PROBLEM DETAILS >>
When you reach a picture, skip it, and retype every line below exactly.

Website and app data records
..............................
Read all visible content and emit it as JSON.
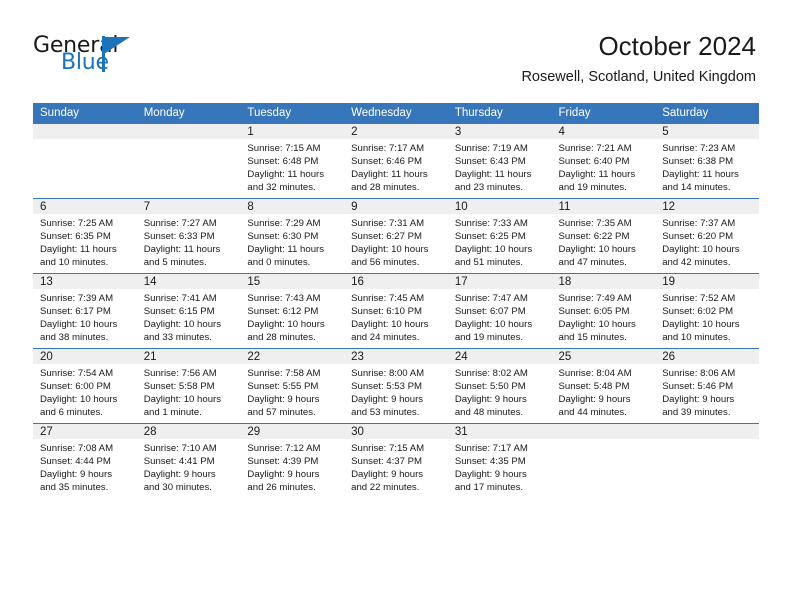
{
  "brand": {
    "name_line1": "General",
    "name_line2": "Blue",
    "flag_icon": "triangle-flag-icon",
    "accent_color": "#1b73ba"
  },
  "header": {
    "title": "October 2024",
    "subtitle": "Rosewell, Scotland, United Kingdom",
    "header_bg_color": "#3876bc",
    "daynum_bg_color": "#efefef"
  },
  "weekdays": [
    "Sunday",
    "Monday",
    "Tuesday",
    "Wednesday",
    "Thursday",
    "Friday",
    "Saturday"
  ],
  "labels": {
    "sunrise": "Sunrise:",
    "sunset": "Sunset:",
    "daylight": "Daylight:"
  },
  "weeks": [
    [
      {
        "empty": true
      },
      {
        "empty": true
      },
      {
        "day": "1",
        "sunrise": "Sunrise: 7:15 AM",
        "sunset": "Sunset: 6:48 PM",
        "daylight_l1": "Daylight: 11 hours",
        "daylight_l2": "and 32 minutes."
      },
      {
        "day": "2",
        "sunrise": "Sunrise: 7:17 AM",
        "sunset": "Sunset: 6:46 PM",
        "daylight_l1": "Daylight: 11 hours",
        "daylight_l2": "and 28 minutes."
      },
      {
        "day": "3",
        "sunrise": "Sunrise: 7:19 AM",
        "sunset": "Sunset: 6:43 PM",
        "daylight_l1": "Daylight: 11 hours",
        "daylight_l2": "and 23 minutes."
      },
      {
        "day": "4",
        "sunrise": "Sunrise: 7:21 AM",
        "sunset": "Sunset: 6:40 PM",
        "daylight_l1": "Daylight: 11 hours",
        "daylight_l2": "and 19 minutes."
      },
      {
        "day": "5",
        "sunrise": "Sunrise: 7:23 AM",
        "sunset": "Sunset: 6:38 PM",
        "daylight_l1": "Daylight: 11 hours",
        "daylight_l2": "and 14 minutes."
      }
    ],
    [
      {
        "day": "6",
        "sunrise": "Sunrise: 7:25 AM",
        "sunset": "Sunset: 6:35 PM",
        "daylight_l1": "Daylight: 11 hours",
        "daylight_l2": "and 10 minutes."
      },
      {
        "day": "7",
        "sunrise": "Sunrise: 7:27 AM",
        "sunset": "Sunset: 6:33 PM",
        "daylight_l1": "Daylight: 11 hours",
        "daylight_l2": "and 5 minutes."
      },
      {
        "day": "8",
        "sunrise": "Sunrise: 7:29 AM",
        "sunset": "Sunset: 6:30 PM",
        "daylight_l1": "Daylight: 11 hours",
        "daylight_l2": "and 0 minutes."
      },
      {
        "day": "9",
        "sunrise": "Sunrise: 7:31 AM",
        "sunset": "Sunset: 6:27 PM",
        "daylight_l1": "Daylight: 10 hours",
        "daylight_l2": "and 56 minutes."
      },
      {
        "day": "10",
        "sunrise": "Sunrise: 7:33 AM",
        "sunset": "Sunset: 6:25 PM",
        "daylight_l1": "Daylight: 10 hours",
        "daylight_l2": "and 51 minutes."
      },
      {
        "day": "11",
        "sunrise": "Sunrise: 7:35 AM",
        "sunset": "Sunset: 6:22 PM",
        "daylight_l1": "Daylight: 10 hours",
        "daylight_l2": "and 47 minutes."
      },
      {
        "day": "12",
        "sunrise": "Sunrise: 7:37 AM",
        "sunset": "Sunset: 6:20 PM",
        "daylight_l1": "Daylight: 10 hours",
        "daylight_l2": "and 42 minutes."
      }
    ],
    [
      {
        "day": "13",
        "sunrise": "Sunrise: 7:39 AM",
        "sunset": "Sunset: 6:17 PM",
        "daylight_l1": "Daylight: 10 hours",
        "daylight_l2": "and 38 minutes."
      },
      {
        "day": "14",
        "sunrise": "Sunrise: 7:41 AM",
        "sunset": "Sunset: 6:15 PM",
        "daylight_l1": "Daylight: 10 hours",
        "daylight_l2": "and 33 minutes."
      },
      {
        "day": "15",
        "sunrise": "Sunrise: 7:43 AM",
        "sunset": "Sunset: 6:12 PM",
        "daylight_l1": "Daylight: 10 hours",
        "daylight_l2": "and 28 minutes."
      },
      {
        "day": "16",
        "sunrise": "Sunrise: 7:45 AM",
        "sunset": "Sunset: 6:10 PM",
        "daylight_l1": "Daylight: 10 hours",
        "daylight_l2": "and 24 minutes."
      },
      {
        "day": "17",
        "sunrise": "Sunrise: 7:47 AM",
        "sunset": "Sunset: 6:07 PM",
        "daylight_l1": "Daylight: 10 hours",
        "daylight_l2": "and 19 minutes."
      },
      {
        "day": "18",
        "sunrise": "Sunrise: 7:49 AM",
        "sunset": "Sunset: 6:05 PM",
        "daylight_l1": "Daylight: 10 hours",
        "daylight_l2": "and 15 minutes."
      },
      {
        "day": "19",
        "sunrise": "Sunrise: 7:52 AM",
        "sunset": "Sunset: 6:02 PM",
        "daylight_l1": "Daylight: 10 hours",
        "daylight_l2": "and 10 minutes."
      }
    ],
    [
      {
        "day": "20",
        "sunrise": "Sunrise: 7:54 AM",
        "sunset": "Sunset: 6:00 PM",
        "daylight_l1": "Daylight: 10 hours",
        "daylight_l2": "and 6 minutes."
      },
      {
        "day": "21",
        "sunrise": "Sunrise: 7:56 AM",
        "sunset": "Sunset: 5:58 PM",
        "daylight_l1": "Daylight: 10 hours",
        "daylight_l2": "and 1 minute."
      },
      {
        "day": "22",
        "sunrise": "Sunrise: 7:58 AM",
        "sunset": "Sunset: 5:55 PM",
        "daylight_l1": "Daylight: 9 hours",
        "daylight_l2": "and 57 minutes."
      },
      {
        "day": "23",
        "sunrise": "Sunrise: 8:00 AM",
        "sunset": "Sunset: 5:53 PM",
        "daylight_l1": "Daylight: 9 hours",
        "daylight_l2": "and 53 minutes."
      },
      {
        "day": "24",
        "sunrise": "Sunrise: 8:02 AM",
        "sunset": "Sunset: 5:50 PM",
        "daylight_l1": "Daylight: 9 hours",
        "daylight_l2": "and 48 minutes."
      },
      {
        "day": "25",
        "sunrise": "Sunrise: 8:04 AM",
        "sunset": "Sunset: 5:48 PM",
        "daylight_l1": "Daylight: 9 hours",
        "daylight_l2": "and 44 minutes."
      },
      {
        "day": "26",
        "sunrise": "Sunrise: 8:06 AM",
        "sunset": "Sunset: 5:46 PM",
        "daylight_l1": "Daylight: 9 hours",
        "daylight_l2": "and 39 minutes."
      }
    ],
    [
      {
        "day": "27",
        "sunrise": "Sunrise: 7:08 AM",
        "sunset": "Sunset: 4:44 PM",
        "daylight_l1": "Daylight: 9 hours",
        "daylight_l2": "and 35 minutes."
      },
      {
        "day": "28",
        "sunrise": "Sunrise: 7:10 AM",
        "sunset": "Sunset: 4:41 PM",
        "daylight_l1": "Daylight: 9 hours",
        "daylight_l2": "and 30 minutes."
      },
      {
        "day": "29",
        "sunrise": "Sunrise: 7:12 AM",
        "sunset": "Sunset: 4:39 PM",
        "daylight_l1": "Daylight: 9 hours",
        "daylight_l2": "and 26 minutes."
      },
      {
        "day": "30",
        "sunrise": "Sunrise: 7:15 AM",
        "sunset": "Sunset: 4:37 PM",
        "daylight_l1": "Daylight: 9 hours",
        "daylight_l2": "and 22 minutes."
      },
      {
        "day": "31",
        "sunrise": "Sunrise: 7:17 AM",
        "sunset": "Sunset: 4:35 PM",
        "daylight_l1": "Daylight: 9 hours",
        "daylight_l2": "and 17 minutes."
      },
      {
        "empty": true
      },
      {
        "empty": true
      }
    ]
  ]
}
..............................
YOUR RESPONSE >>
Read all visible content and emit it as JSON.
{
  "brand": {
    "name_line1": "General",
    "name_line2": "Blue",
    "flag_icon": "triangle-flag-icon",
    "accent_color": "#1b73ba"
  },
  "header": {
    "title": "October 2024",
    "subtitle": "Rosewell, Scotland, United Kingdom",
    "header_bg_color": "#3876bc",
    "daynum_bg_color": "#efefef"
  },
  "weekdays": [
    "Sunday",
    "Monday",
    "Tuesday",
    "Wednesday",
    "Thursday",
    "Friday",
    "Saturday"
  ],
  "labels": {
    "sunrise": "Sunrise:",
    "sunset": "Sunset:",
    "daylight": "Daylight:"
  },
  "weeks": [
    [
      {
        "empty": true
      },
      {
        "empty": true
      },
      {
        "day": "1",
        "sunrise": "Sunrise: 7:15 AM",
        "sunset": "Sunset: 6:48 PM",
        "daylight_l1": "Daylight: 11 hours",
        "daylight_l2": "and 32 minutes."
      },
      {
        "day": "2",
        "sunrise": "Sunrise: 7:17 AM",
        "sunset": "Sunset: 6:46 PM",
        "daylight_l1": "Daylight: 11 hours",
        "daylight_l2": "and 28 minutes."
      },
      {
        "day": "3",
        "sunrise": "Sunrise: 7:19 AM",
        "sunset": "Sunset: 6:43 PM",
        "daylight_l1": "Daylight: 11 hours",
        "daylight_l2": "and 23 minutes."
      },
      {
        "day": "4",
        "sunrise": "Sunrise: 7:21 AM",
        "sunset": "Sunset: 6:40 PM",
        "daylight_l1": "Daylight: 11 hours",
        "daylight_l2": "and 19 minutes."
      },
      {
        "day": "5",
        "sunrise": "Sunrise: 7:23 AM",
        "sunset": "Sunset: 6:38 PM",
        "daylight_l1": "Daylight: 11 hours",
        "daylight_l2": "and 14 minutes."
      }
    ],
    [
      {
        "day": "6",
        "sunrise": "Sunrise: 7:25 AM",
        "sunset": "Sunset: 6:35 PM",
        "daylight_l1": "Daylight: 11 hours",
        "daylight_l2": "and 10 minutes."
      },
      {
        "day": "7",
        "sunrise": "Sunrise: 7:27 AM",
        "sunset": "Sunset: 6:33 PM",
        "daylight_l1": "Daylight: 11 hours",
        "daylight_l2": "and 5 minutes."
      },
      {
        "day": "8",
        "sunrise": "Sunrise: 7:29 AM",
        "sunset": "Sunset: 6:30 PM",
        "daylight_l1": "Daylight: 11 hours",
        "daylight_l2": "and 0 minutes."
      },
      {
        "day": "9",
        "sunrise": "Sunrise: 7:31 AM",
        "sunset": "Sunset: 6:27 PM",
        "daylight_l1": "Daylight: 10 hours",
        "daylight_l2": "and 56 minutes."
      },
      {
        "day": "10",
        "sunrise": "Sunrise: 7:33 AM",
        "sunset": "Sunset: 6:25 PM",
        "daylight_l1": "Daylight: 10 hours",
        "daylight_l2": "and 51 minutes."
      },
      {
        "day": "11",
        "sunrise": "Sunrise: 7:35 AM",
        "sunset": "Sunset: 6:22 PM",
        "daylight_l1": "Daylight: 10 hours",
        "daylight_l2": "and 47 minutes."
      },
      {
        "day": "12",
        "sunrise": "Sunrise: 7:37 AM",
        "sunset": "Sunset: 6:20 PM",
        "daylight_l1": "Daylight: 10 hours",
        "daylight_l2": "and 42 minutes."
      }
    ],
    [
      {
        "day": "13",
        "sunrise": "Sunrise: 7:39 AM",
        "sunset": "Sunset: 6:17 PM",
        "daylight_l1": "Daylight: 10 hours",
        "daylight_l2": "and 38 minutes."
      },
      {
        "day": "14",
        "sunrise": "Sunrise: 7:41 AM",
        "sunset": "Sunset: 6:15 PM",
        "daylight_l1": "Daylight: 10 hours",
        "daylight_l2": "and 33 minutes."
      },
      {
        "day": "15",
        "sunrise": "Sunrise: 7:43 AM",
        "sunset": "Sunset: 6:12 PM",
        "daylight_l1": "Daylight: 10 hours",
        "daylight_l2": "and 28 minutes."
      },
      {
        "day": "16",
        "sunrise": "Sunrise: 7:45 AM",
        "sunset": "Sunset: 6:10 PM",
        "daylight_l1": "Daylight: 10 hours",
        "daylight_l2": "and 24 minutes."
      },
      {
        "day": "17",
        "sunrise": "Sunrise: 7:47 AM",
        "sunset": "Sunset: 6:07 PM",
        "daylight_l1": "Daylight: 10 hours",
        "daylight_l2": "and 19 minutes."
      },
      {
        "day": "18",
        "sunrise": "Sunrise: 7:49 AM",
        "sunset": "Sunset: 6:05 PM",
        "daylight_l1": "Daylight: 10 hours",
        "daylight_l2": "and 15 minutes."
      },
      {
        "day": "19",
        "sunrise": "Sunrise: 7:52 AM",
        "sunset": "Sunset: 6:02 PM",
        "daylight_l1": "Daylight: 10 hours",
        "daylight_l2": "and 10 minutes."
      }
    ],
    [
      {
        "day": "20",
        "sunrise": "Sunrise: 7:54 AM",
        "sunset": "Sunset: 6:00 PM",
        "daylight_l1": "Daylight: 10 hours",
        "daylight_l2": "and 6 minutes."
      },
      {
        "day": "21",
        "sunrise": "Sunrise: 7:56 AM",
        "sunset": "Sunset: 5:58 PM",
        "daylight_l1": "Daylight: 10 hours",
        "daylight_l2": "and 1 minute."
      },
      {
        "day": "22",
        "sunrise": "Sunrise: 7:58 AM",
        "sunset": "Sunset: 5:55 PM",
        "daylight_l1": "Daylight: 9 hours",
        "daylight_l2": "and 57 minutes."
      },
      {
        "day": "23",
        "sunrise": "Sunrise: 8:00 AM",
        "sunset": "Sunset: 5:53 PM",
        "daylight_l1": "Daylight: 9 hours",
        "daylight_l2": "and 53 minutes."
      },
      {
        "day": "24",
        "sunrise": "Sunrise: 8:02 AM",
        "sunset": "Sunset: 5:50 PM",
        "daylight_l1": "Daylight: 9 hours",
        "daylight_l2": "and 48 minutes."
      },
      {
        "day": "25",
        "sunrise": "Sunrise: 8:04 AM",
        "sunset": "Sunset: 5:48 PM",
        "daylight_l1": "Daylight: 9 hours",
        "daylight_l2": "and 44 minutes."
      },
      {
        "day": "26",
        "sunrise": "Sunrise: 8:06 AM",
        "sunset": "Sunset: 5:46 PM",
        "daylight_l1": "Daylight: 9 hours",
        "daylight_l2": "and 39 minutes."
      }
    ],
    [
      {
        "day": "27",
        "sunrise": "Sunrise: 7:08 AM",
        "sunset": "Sunset: 4:44 PM",
        "daylight_l1": "Daylight: 9 hours",
        "daylight_l2": "and 35 minutes."
      },
      {
        "day": "28",
        "sunrise": "Sunrise: 7:10 AM",
        "sunset": "Sunset: 4:41 PM",
        "daylight_l1": "Daylight: 9 hours",
        "daylight_l2": "and 30 minutes."
      },
      {
        "day": "29",
        "sunrise": "Sunrise: 7:12 AM",
        "sunset": "Sunset: 4:39 PM",
        "daylight_l1": "Daylight: 9 hours",
        "daylight_l2": "and 26 minutes."
      },
      {
        "day": "30",
        "sunrise": "Sunrise: 7:15 AM",
        "sunset": "Sunset: 4:37 PM",
        "daylight_l1": "Daylight: 9 hours",
        "daylight_l2": "and 22 minutes."
      },
      {
        "day": "31",
        "sunrise": "Sunrise: 7:17 AM",
        "sunset": "Sunset: 4:35 PM",
        "daylight_l1": "Daylight: 9 hours",
        "daylight_l2": "and 17 minutes."
      },
      {
        "empty": true
      },
      {
        "empty": true
      }
    ]
  ]
}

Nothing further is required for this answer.